With abortion illegal in the Republic of Ireland, many women must travel to Britain to obtain the procedure. One woman, and her friend, are documenting the journey.

An Irish woman and her friend are live-tweeting their journey to Manchester to procure an abortion.

Using the handle @twowomentravel, the pair are documenting each stage of their trip online, from an early flight to the clinic waiting room. Each tweet includes the handle @endakennyTD, tagging in the Taoiseach.

The 8th amendment of the Irish constitution criminalises abortion in the Republic of Ireland, including in cases of rape. Women who wish to access the procedure must either do so illegally – using, for instance, pills acquired online or by post – or travel to a country where abortion is legal.

As the 1967 Abortion Act is not in place in Northern Ireland, Irish women often travel to the UK mainland, especially if seeking a surgical abortion. Figures show that in 2014, an average of ten women a day made the trip. The same year, 1017 abortion pills were seized by Irish customs.

Women who undertake the journey do so at a substantial cost. Aside from the cost of travel, they must pay for the procedure itself: a private abortion in England can cost over £500, and Irish women, including those born and resident in Northern Ireland, are not eligible for NHS treatment. Overnight accommodation may also need to be arranged.

The earlier an abortion is obtained, the easier the procedure. Yet many women are forced to delay while they obtain funds, or borrow money to pay for the trip. 

Women’s charity and abortion providers Marie Stopes provide specific advice for the flight back which reveals the increased health risks Irish women are exposed to. The stigma surrounding termination may also dissuade women from seeking help if complications arise once they have arrived home.

Abortion is a relatively minor procedure in medical terms. A recent survey quoted in Time magazine suggests that 95% of women who have had an abortion say they do not regret it.

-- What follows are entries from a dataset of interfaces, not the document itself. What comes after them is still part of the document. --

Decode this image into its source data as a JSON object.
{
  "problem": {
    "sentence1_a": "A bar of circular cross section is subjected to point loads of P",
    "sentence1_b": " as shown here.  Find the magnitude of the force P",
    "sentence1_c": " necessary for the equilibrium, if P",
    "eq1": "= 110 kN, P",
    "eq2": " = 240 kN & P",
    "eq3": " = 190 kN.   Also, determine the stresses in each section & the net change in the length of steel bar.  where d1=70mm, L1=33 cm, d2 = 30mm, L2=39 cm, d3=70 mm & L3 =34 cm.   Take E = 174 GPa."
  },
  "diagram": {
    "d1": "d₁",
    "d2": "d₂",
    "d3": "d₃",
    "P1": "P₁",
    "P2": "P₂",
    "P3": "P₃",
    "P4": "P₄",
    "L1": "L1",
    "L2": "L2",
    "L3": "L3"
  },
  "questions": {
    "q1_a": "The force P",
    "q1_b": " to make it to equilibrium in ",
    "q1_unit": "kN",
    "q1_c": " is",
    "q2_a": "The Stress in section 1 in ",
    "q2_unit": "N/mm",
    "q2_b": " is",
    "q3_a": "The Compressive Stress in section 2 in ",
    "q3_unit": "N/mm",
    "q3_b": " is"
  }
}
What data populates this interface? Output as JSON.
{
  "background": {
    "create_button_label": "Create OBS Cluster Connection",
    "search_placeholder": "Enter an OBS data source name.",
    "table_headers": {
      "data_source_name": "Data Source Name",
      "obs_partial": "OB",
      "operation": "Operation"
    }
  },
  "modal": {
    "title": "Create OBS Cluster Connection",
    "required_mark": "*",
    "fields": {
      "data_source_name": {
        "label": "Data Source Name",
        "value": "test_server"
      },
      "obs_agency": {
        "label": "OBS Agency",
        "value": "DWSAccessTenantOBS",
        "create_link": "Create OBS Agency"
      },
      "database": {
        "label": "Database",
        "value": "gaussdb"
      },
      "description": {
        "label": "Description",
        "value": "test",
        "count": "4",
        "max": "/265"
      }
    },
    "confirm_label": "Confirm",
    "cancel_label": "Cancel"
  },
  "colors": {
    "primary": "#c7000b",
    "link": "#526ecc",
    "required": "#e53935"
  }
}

It is not surprising, then, that calls to repeal the 8th amendment are increasing in volume. Campaigns like the Artists’ Campaign to Repeal the 8th (to which this author is a signatory) as well as the Abortion Rights Campaign and REPEAL have mobilised to lobby for a change in the law, and in some cases help fund women forced to travel.

Women’s testimony is an important part of campaigning. Abortion is stigmatised across these isles, but the criminal aspect in Ireland makes the experience of abortion particularly difficult to discuss. Actions like @twowomentravel and groups such as the X-ile Project, which photographs women who have had the procedure, help to normalise abortion, showing a part of life often hidden from view (but which plenty of women experience).

The hope is that Irish women will soon be able to access abortions which are like those available to women in England: free, safe, and legal.

The Abortion Support Network help pay for women from the island of Ireland access abortion. Their fundraising page is here.

Stephanie Boland is digital assistant at the New Statesman. She tweets at @stephanieboland